It’s been a while now since I’ve been hosting on Amazon Web Services and I’d just like to point out some issues I had and quick ways of solving them. We’re gonna talk about setting up a server that would serve not only you, but your clients too, cause $100/mo is quite expensive, isn’t it? So let’s begin and keep this as straightforward as possible. If you don’t understand something, it’s probably because you haven’t read the official EC2 docs and haven’t searched the forums. This is not a tutorial, it’s just a set of rules you may want to follow to make things right.
Once you start a new instance from an Amazon predefined AMI (Fedora Core 8 for example) I suggest you start building your structure right straight away. Attach an EBS volume to you instance (I mount it to /ebs) and start creating your users with their home directories in /ebs/home/kovshenin not the regular /home/kovshenin. Also point your MySQL server to keep your database files in /ebs/mysql. There are plenty tutorials out there on how to do that.
Now, edit your httpd.conf, add your vhosts, point them to the right users dirs, install an ftp server and make sure you chroot the users to their home directories. That way they won’t be able to mess up with eachothers files and folders, peek passwords etc. You might want to change the root user’s home directory to / instead of /root in case you’ll want to use ftp via your root user (which is quite dangerous).
Now comes the fun part. The HTTP server runs under the apache user by default in FC8 and I recommend you don’t touch this. Damn it took me quite some time to figure out how the heck can the apache user execute and write to files not belonging to apache. I messed up big time with the groups, adding apache to all my client’s users groups, but thank god I found mod_suphp in the end. Install that one and make sure you use it and there’s no need to change the users umasks anymore.
Note: There’s a little issue with the mod_suphp in Fedora as far as I know, which doesn’t let you use the suPHP_UserGroup directive in the httpd.conf yelling that it does not exist. Most of the man pages on the net say you have to use that directive, but I’m good without it. It seems that suphp can figure out what user to run on its own, look closely at the config files, and also make sure you’re running php-cgi, not the CLI version. By the way, this is the part where WordPress stops asking you your FTP credentials on plugins/themes update, install, remove and core upgrade too. Speeds up the whole process ;)
I used the following code to test how mod_suphp works (or doesnt):
<?php echo system("id"); ?>
Which should output what’s the current user. Make sure you check everything works before going public, and do not set your min_uid and min_gid in suphp lower than 50. It’s safer to chown -R files and folders than to let suphp run your scripts via root or some other powerful user.

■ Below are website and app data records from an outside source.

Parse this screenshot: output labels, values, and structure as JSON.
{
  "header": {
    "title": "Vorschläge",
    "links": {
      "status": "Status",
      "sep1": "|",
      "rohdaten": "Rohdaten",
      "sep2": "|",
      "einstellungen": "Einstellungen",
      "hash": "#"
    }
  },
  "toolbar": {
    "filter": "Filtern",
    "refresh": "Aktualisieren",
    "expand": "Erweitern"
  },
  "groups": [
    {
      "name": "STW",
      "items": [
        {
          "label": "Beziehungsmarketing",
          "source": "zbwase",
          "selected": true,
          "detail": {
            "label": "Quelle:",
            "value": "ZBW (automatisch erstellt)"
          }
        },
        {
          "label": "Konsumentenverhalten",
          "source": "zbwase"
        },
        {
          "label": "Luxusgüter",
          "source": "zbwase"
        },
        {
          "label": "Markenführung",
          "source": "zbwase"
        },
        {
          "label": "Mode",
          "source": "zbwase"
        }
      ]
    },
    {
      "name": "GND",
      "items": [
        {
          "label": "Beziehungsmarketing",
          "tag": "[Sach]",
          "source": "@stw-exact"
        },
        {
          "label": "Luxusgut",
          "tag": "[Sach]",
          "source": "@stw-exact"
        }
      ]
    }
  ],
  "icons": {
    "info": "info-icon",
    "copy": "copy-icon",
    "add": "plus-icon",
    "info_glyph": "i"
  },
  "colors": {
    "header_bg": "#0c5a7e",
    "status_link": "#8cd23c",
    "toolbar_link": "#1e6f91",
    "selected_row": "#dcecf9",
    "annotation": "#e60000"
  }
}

Backing up your EC2 and EBS
This is very important. Once you have everything set up and running, DO backup. Backing up the EBS is quite simple, just create a snapshot from the Amazon EC2 Management Console. Backing up the running AMI (instance) is a little bit mroe complex. You have to use the ec2 command line tools to bundle a new volume, upload it to an Amazon S3 bucket and register the AMI. There are plenty tutorials on the net on how to do that. Shouldn’t take you more than half an hour to figure it out.
Just make sure you have copies of all the major config files (httpd.conf, crontab, fstab, ..) backed up on your /ebs/config for instance. You might need them in the future (when you loose everything, haha ;) Restoring a backed up AMI instance is simple. Launch a new instance using the AMI you generated, attach the Amazon Elastic IP address to it and voila. Way too simple.
About the EBS, there are quite a few things you should be able to do with it before continuing. Restoring a backed up Snapshot: Create Volume from Snapshot, umount /ebs, deattach old volume, attach new volume, mount /ebs. Cool? Be careful when you’re resizing your EBS. The xfs filesystem automatically grows as far as I know, but in my case I use the ext3 filesystem. So if you need to grow your ext3 EBS you’ll go:
- Create a Snapshot
- Create a new EBS Volume from that Snapshot you created (say 10 GB if you were running 5 GB)
- Attach it to your Instance, say /dev/sdg
- Use the resize2fs command to resize the partition to 10GB
- Mount it to /ebs2 or whatever
- Check to see if everything’s in place
- Unmount /ebs2, deattach /ebs2, unmount /ebs, deattach /ebs
- Attach the 10GB volume to where /ebs was attached (/dev/sdf)
- Mount /ebs and start your services
There you go, back to work, server. By the way, when working with Amazon AWS, note that you should be working in the same region where your AMI is (us, eu, east, 1c, …) otherwise some of the options (when attaching, etc) might just not come up. Beware of that.
Well, I guess those are pretty much all the basics. Don’t forget to read the Amazon S3 tutorials and API, pretty sweet stuff! Good luck.